Could you filter the records below and keep only the lines with the word "content"?

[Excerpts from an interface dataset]
══════════════════════════════

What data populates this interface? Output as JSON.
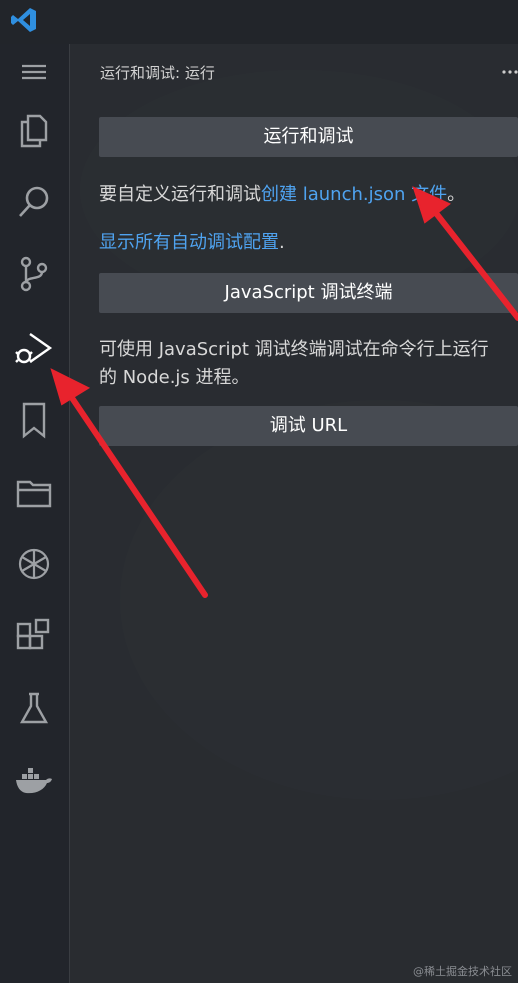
{
  "panel": {
    "title": "运行和调试: 运行"
  },
  "buttons": {
    "run_debug": "运行和调试",
    "js_debug_terminal": "JavaScript 调试终端",
    "debug_url": "调试 URL"
  },
  "text": {
    "customize_prefix": "要自定义运行和调试",
    "customize_link": "创建 launch.json 文件",
    "customize_suffix": "。",
    "show_all_link": "显示所有自动调试配置",
    "show_all_suffix": ".",
    "js_hint_line1": "可使用 JavaScript 调试终端调试在命令行上运行",
    "js_hint_line2": "的 Node.js 进程。"
  },
  "activity_bar": [
    {
      "icon": "menu-icon"
    },
    {
      "icon": "explorer-icon"
    },
    {
      "icon": "search-icon"
    },
    {
      "icon": "source-control-icon"
    },
    {
      "icon": "run-debug-icon"
    },
    {
      "icon": "bookmark-icon"
    },
    {
      "icon": "folder-icon"
    },
    {
      "icon": "openai-icon"
    },
    {
      "icon": "extensions-icon"
    },
    {
      "icon": "testing-icon"
    },
    {
      "icon": "docker-icon"
    }
  ],
  "watermark": "@稀土掘金技术社区",
  "colors": {
    "accent": "#4fa3f0",
    "annotation_arrow": "#e8232d",
    "button_bg": "#474b52"
  }
}
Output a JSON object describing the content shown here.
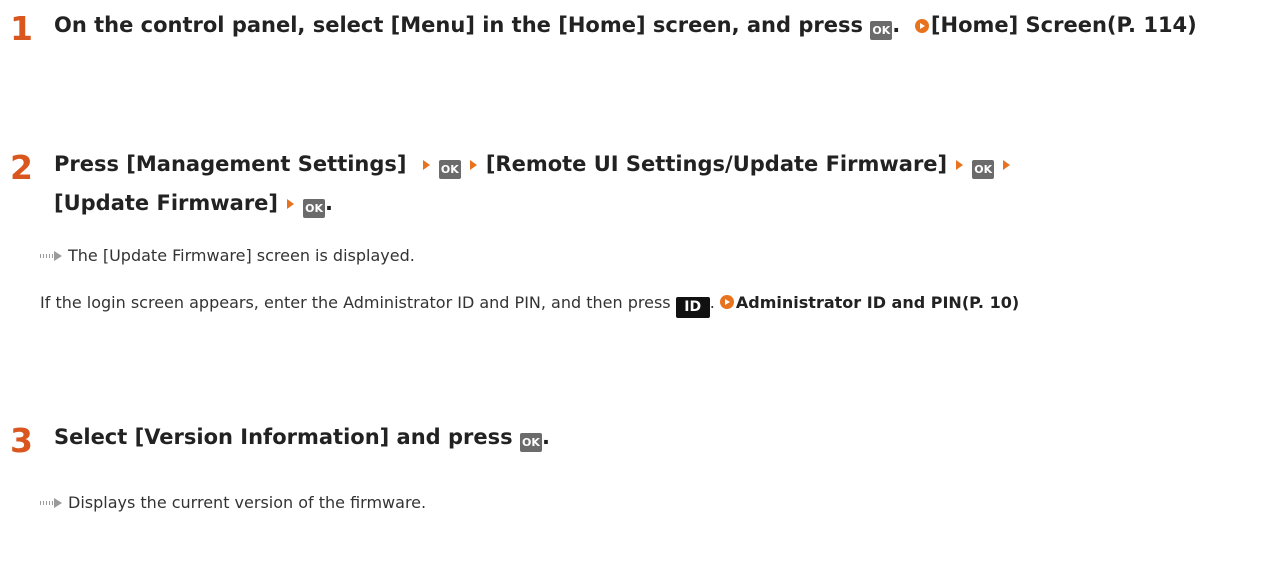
{
  "steps": [
    {
      "number": "1",
      "text_a": "On the control panel, select [Menu] in the [Home] screen, and press",
      "ok_after_a": "OK",
      "period": ".",
      "link": "[Home] Screen(P. 114)"
    },
    {
      "number": "2",
      "seg1": "Press [Management Settings]",
      "seg2": "[Remote UI Settings/Update Firmware]",
      "seg3": "[Update Firmware]",
      "ok_label": "OK",
      "period": ".",
      "result": "The [Update Firmware] screen is displayed.",
      "note_text": "If the login screen appears, enter the Administrator ID and PIN, and then press",
      "id_key": "ID",
      "note_period": ".",
      "note_link": "Administrator ID and PIN(P. 10)"
    },
    {
      "number": "3",
      "text": "Select [Version Information] and press",
      "ok_label": "OK",
      "period": ".",
      "result": "Displays the current version of the firmware."
    }
  ],
  "colors": {
    "step_number": "#d9571f",
    "arrow_accent": "#e8731f",
    "ok_key_bg": "#6b6b6b"
  },
  "icons": [
    "ok-key-icon",
    "right-triangle-icon",
    "link-arrow-icon",
    "id-key-icon",
    "result-arrow-icon"
  ]
}
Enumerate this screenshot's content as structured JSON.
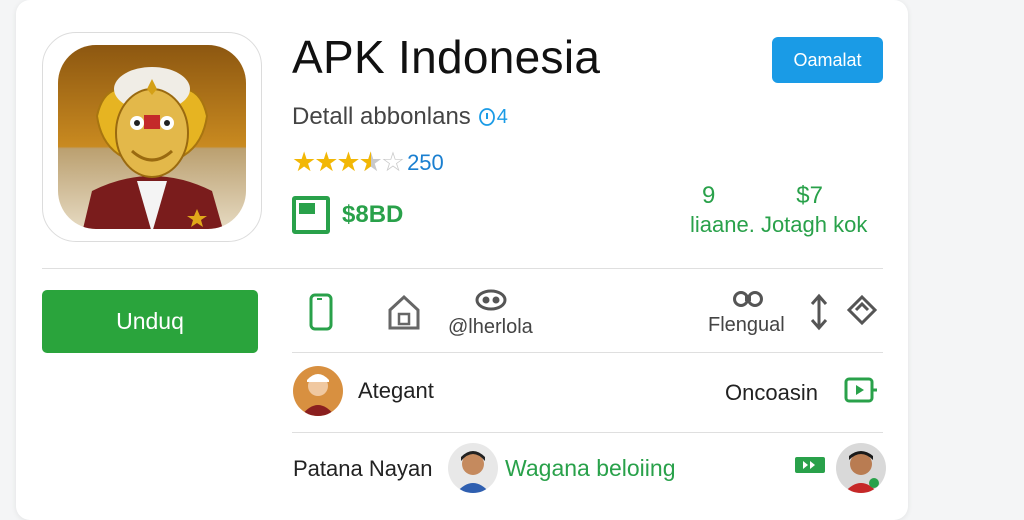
{
  "app": {
    "title": "APK Indonesia",
    "subtitle": "Detall abbonlans",
    "subtitle_badge": "4",
    "rating_count": "250",
    "rating": 3.5,
    "price": "$8BD"
  },
  "top_button": {
    "label": "Oamalat"
  },
  "stats": {
    "value_1": "9",
    "value_2": "$7",
    "label": "liaane. Jotagh  kok"
  },
  "download_button": {
    "label": "Unduq"
  },
  "toolbar": {
    "item_3_label": "@lherlola",
    "item_4_label": "Flengual"
  },
  "rows": [
    {
      "name": "Ategant",
      "right_label": "Oncoasin"
    },
    {
      "name": "Patana Nayan",
      "middle_label": "Wagana beloiing"
    }
  ],
  "colors": {
    "accent_blue": "#1a9be6",
    "accent_green": "#2aa43c",
    "star_gold": "#f2b705"
  },
  "icons": [
    "app-logo-icon",
    "phone-icon",
    "home-icon",
    "link-icon",
    "binoculars-icon",
    "sort-icon",
    "tag-icon",
    "video-icon",
    "forward-icon"
  ]
}
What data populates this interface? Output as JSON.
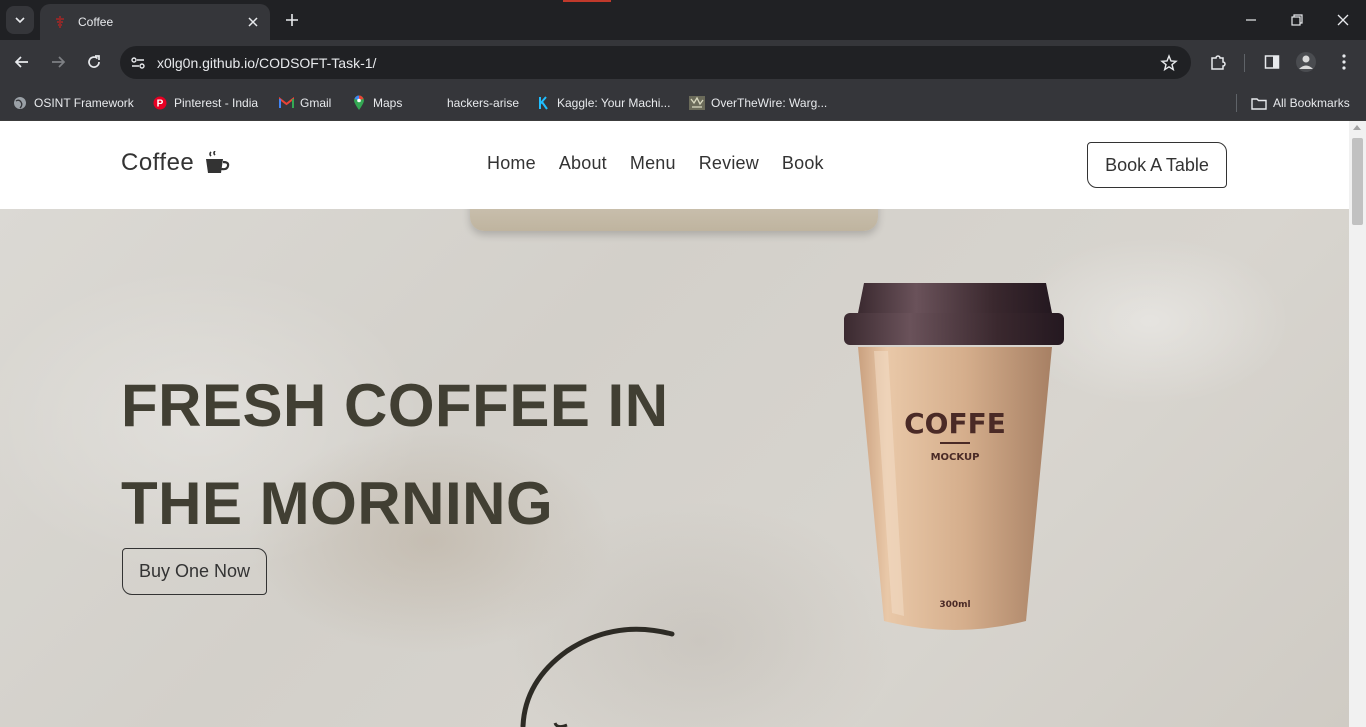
{
  "browser": {
    "tab_title": "Coffee",
    "url": "x0lg0n.github.io/CODSOFT-Task-1/",
    "bookmarks": [
      {
        "label": "OSINT Framework",
        "icon": "globe-icon"
      },
      {
        "label": "Pinterest - India",
        "icon": "pinterest-icon"
      },
      {
        "label": "Gmail",
        "icon": "gmail-icon"
      },
      {
        "label": "Maps",
        "icon": "maps-icon"
      },
      {
        "label": "hackers-arise",
        "icon": "blank-icon"
      },
      {
        "label": "Kaggle: Your Machi...",
        "icon": "kaggle-icon"
      },
      {
        "label": "OverTheWire: Warg...",
        "icon": "overthewire-icon"
      }
    ],
    "all_bookmarks": "All Bookmarks"
  },
  "site": {
    "logo_text": "Coffee",
    "nav": [
      "Home",
      "About",
      "Menu",
      "Review",
      "Book"
    ],
    "book_button": "Book A Table",
    "headline_line1": "FRESH COFFEE IN",
    "headline_line2": "THE MORNING",
    "buy_button": "Buy One Now",
    "cup_brand": "COFFE",
    "cup_sub": "MOCKUP",
    "cup_size": "300ml"
  },
  "colors": {
    "headline": "#413f33",
    "chrome_dark": "#202124",
    "chrome_toolbar": "#35363a"
  }
}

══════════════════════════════

**Task result:**
Output a JSON object describing the content shown here.
Enumerate this screenshot's content as structured JSON.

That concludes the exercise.